According to the Volpino Club of America, Volpino means “Little Fox,” but the breed has also been called “Cane de Quairinale” the Florentine Spitz, and the Italian Spitz. That’s cool. Many breeds have had multiple names over the years, and are known by different names in different countries (the Volpino’s Greek name is “Melitan”). As we looked a little deeper into the name, however, we found that in Italy, the Keeshond has also been called “Volpino,” as well as “Lupino.” Since “lupo” means wolf in Italian, some sources think “Volpino” might be an old word for wolfdog or spitz.
The Volpino club points out that Italian experts on their breed believe some descendants of an original spitz dog migrated south to Italy to evolve into the Volpino Italiano, while other dogs went north to Germany to become the German Spitz. Another source concurs by writing that three of the primary descendents of those spitz dogs included the German Spitz, the Dutch Keeshond, and the Volpino Italiano.
Interestingly, some Keeshond experts also believe the Keeshond to be related to the family of northern spitz dogs that moved into Germany during the Pommern war. In fact, the Keeshonod was originally called the Wolfspitz before its name was changed to Keeshond in 1926 in England where it had been known as the Dutch Barge Dog.
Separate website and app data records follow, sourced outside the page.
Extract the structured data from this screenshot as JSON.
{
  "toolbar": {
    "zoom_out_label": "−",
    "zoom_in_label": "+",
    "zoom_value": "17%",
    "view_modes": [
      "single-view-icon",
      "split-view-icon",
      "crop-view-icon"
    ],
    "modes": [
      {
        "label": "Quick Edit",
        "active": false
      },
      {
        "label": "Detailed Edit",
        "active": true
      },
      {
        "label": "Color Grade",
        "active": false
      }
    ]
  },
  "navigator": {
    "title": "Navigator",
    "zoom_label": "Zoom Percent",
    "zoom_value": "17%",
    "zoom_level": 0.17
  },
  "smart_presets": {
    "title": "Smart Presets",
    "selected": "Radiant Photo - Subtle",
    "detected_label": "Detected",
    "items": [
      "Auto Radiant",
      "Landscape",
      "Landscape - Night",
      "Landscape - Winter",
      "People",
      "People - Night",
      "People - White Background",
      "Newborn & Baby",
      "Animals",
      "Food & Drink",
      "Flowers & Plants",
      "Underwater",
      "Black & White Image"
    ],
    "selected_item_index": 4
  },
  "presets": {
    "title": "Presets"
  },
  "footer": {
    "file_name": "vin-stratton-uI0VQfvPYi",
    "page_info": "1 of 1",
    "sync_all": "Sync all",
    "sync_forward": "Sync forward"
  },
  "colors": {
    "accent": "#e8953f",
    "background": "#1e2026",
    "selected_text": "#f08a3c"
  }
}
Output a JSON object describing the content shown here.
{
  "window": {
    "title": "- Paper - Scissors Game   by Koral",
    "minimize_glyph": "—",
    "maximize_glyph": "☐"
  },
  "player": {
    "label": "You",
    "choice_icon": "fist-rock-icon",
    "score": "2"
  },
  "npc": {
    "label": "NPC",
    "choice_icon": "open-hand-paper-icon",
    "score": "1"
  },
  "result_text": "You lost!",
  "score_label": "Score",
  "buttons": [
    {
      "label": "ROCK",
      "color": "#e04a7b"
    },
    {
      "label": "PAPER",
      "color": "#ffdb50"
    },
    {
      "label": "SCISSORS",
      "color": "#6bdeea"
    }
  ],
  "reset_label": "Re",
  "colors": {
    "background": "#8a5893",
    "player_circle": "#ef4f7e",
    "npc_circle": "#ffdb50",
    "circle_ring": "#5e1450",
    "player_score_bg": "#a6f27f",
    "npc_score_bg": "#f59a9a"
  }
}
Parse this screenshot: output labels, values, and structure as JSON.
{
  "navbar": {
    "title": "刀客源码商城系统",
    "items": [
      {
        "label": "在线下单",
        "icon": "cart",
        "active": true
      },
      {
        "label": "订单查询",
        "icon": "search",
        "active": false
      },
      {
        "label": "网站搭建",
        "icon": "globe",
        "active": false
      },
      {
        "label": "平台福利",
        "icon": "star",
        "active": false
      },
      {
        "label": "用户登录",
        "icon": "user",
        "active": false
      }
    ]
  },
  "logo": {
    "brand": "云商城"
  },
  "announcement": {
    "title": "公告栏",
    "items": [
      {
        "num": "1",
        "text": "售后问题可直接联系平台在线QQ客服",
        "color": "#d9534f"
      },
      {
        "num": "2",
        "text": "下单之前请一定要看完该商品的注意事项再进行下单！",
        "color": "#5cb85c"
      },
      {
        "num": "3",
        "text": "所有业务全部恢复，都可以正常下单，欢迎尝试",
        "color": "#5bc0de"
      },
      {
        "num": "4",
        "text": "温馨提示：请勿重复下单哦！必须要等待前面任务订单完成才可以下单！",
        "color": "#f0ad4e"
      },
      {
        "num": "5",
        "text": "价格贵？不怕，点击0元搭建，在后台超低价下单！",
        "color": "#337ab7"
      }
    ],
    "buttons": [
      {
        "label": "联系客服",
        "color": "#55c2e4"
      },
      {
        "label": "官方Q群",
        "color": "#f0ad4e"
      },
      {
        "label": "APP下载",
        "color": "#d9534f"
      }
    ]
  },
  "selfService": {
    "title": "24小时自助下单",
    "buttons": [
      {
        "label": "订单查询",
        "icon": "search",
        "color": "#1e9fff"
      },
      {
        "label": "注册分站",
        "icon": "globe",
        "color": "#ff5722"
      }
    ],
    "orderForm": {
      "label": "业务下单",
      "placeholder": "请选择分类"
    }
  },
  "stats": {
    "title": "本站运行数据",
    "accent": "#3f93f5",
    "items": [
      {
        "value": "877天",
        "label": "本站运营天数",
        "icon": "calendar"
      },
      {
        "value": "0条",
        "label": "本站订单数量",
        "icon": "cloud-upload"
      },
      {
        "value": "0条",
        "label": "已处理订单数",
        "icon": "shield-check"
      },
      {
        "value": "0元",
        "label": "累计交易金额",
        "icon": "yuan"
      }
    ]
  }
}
Go back far enough, and the Volpino Italino and Keeshond may share ancestry.